Springsteen’s “Glory Days” has a wonderful verse about the star pitcher on the narrator’s high-school baseball team, but that memory is subverted by the awareness of aging. Jonathan Richman’s “Walter Johnson” is more than a memory of that Hall of Fame pitcher; his willingness to take it easy on the batters at times is a reminder that there’s more to life than just fame and money. Steve Goodman’s “A Dying Cub Fan’s Last Request” is a funny set piece about rooting for the lovable losers on Chicago’s North Side, but it’s also a meditation on dreams that will never be fulfilled in a limited lifetime.
The Baseball Project and Bern have songs like these. On Grand Salami Time! McCaughey’s “Erasable Man” is a tribute to Josh Gibson, one of the all-time greats, but the tribute is tinged with sadness, because Gibson played in the old Negro Leagues and never got the recognition he deserved. “Journeyman” describes the life of a left-handed relief pitcher who yo-yos between the minor leagues and the majors, moving from town to town, trying to avoid getting a day job.

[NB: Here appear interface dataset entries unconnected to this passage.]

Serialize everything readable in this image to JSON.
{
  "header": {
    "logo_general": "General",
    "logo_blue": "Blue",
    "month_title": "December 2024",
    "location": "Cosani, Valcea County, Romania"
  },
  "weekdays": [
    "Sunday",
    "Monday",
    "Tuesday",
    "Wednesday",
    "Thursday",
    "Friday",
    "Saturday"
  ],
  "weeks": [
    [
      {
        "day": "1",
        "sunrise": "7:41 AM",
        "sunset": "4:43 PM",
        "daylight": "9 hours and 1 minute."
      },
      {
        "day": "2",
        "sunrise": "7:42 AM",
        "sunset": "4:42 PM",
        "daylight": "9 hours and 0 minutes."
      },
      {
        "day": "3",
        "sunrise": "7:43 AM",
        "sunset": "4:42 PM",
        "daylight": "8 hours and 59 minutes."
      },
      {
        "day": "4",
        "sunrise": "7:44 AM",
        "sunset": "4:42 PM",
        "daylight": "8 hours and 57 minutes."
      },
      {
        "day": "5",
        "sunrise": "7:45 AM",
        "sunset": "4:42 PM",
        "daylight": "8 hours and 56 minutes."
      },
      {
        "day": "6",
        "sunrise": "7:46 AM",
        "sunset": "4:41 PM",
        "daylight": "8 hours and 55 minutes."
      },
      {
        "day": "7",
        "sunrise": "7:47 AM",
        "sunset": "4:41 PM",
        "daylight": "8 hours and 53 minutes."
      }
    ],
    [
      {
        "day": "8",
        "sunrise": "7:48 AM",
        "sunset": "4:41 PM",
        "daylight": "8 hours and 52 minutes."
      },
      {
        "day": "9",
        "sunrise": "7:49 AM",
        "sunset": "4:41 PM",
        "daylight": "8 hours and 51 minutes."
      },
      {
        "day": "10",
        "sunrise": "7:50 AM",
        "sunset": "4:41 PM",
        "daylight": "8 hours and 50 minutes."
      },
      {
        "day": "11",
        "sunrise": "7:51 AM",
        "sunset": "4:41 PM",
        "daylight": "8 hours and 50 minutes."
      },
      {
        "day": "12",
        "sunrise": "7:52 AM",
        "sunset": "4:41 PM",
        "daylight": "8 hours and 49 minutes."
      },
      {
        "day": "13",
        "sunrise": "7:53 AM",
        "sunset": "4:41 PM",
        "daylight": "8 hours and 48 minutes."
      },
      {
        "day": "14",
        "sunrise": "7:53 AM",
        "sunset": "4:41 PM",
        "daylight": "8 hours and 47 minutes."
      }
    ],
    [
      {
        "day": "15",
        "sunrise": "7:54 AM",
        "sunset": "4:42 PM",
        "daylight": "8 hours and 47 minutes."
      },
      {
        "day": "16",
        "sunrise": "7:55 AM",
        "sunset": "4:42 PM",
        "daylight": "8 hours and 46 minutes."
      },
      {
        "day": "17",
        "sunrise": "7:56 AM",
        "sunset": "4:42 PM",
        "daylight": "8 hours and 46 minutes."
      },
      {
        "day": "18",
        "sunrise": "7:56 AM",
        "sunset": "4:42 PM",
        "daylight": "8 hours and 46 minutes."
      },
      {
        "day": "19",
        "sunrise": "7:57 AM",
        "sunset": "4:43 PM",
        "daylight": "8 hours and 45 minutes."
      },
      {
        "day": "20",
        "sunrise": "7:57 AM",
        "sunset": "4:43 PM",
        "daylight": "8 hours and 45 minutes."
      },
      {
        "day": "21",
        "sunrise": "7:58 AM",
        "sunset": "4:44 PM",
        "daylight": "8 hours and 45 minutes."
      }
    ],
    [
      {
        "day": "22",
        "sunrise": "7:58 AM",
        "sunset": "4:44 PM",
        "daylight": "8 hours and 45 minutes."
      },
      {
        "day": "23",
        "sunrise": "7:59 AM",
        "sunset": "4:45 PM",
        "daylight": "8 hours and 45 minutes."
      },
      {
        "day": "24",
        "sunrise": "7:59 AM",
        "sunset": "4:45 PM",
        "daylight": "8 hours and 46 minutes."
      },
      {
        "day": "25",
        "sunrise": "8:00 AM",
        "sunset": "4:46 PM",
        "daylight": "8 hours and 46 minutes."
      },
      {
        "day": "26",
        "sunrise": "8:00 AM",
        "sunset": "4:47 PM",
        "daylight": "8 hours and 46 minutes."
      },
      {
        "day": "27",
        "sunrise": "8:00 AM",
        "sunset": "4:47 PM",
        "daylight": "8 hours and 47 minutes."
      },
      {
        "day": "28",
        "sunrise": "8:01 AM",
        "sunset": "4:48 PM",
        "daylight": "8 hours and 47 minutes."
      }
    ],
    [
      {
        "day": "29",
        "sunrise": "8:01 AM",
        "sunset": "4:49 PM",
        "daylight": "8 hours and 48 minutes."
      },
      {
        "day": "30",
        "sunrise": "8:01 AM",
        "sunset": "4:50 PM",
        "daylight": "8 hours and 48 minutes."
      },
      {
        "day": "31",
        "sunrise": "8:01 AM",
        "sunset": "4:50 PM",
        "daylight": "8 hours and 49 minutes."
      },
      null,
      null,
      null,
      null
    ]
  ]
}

The parallels to club-level musicians are inescapable. Wynn brings his own experience to the story when he sings, “How do I find the drive? Hell, I like it; I’m good and it. It makes me feel alive.”
“In the Baseball Project,” Wynn explains, “we take an event, player or aspect of the game and find a way to make it as universal and personal as any song about love or war or any other aspect of life. I wrote the lyrics to “Journeyman” on the new album—Peter wrote the music—about one of the classic characters of baseball: the guy who just bounces from team to team. And lo and behold, I realized I was writing about myself, moving from club to club, band to band and record to record.”
Bern’s song, “Sunday Never Comes,” tells the story of the Chicago Cubs’ National League Division Series game against Arizona in 2007. It was game one of a five-game series, and manager Lou Piniella pulled Carlos Zambrano after six innings to save the pitcher for Sunday’s crucial fourth game. But the Cubs lost that game and the next two as well, and there was no game four. “Sometimes life is a five-game series,” Bern sings, ‘and Sunday never comes.” In other words, don’t cheat the present for a future that may never happen.
“I think all the songs on my Doubleheader album go beyond the game to touch on something more universal. You start with a small thing, and you find a metaphor—or a metaphor finds you. In the beginning it was just a song about a Cubs playoff game, and I was pissed they took the guy out. But later I realized there’s a larger message there. For all of us, there’s a Sunday that never comes.”
As the 2023 season winds down to its final weeks, there are more teams hoping for a playoff slot than there are slots to be filled. Some teams will pop the bubbly, but for some teams the playoffs will never come. When those who fall short sit at home and watch other players competing in October, perhaps they can console themselves with some of these great baseball songs.
Which teams will prevail? We asked our interviewees and interviewer that, and here are their predictions for the 2023 World Series:
Steve Wynn: Twins over Braves
Scott McCaughey: Braves over Astros
Dan Bern: Braves over Astros
Geoffrey Himes: Orioles over Phillies